A lone dancer, Jeffrey Duvall, folds paper airplanes next to a three foot stack of paper,
creating a line of rockets which he lies down behind. So begins "Berries and Bulls" by
Tiffany Mills. This is a piece of dance/ theater with text written and developed by Peter Petralia, a
variety of musical selections and some strong, moody lighting by Chris Hudacs.
Three more dancers enter--Kevin Ho, Emily Pope-Blackman, and Petra van Noort, using gestural material and literally climbing on the back wall. There
is a child like quality to a playful duet for the men, while Ms. van Noort speaks about
them being 'monsters' and Ms. Pope-Blackman eats blueberries. "I am not trying to
touch you," intones a dancer while a feisty tango by a couple lying down ensues. The dialogue is
sometimes comic, sometimes like a rehearsal process typical of contact improv. Mr.
Duval reminds Ms. van Noort, bullishly, that "he is the nucleus and she is just a teeny-
The talk turns to "let's try something anatomical and no dramatic falls, they don't work,
try that WITHOUT arms and see how it works for you!" Continuing to touch, manipulate
and urge each other into movement phrases becomes almost sensual at times, with
a head on a hip, and grand flying leaps. All of the relationships become co-
dependent, and at times the dialogue is more interesting than the movement.
Mills is clearly interested in what happens when people stop communicating and
the frustration that can arise. Her movement changes to slapping and frantically
energetic rubbing, creating actual friction between the dancers.
While this piece feels fragmented, upon further reflection
certain phrases stick: "Why is it when someone says you can't, you want to do it even
more?" "Because you hate your parents," is the answer. Towards the end there is
talk of innocence, flying, and the lights of a ferris wheel. As the stage
turns half deep-blue and half deep- pink some white feathers fall from a bin being

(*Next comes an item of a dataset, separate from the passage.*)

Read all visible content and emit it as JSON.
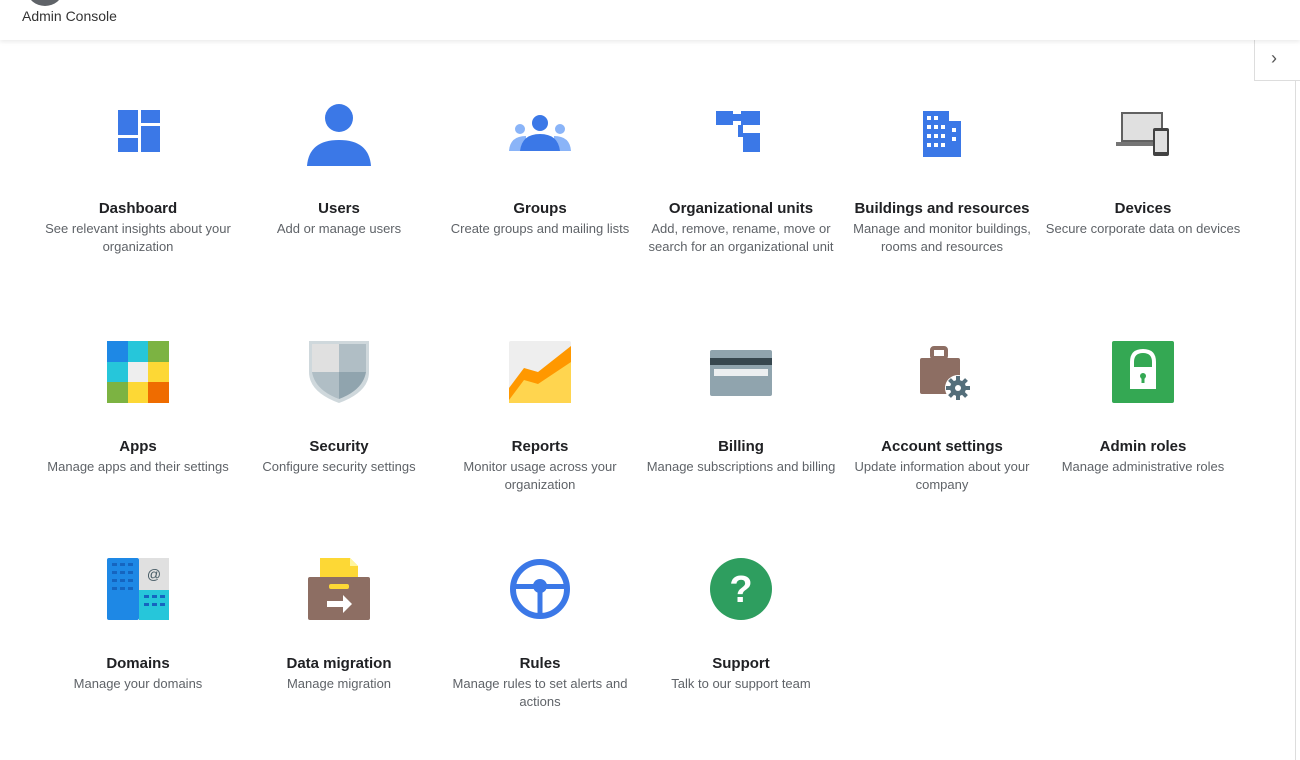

rocked side to side, joining the already crumpled paper airplanes, producing a disheveled
scene.....of what I am not sure.
EYE ON THE ARTS, NY -- Deborah Wingert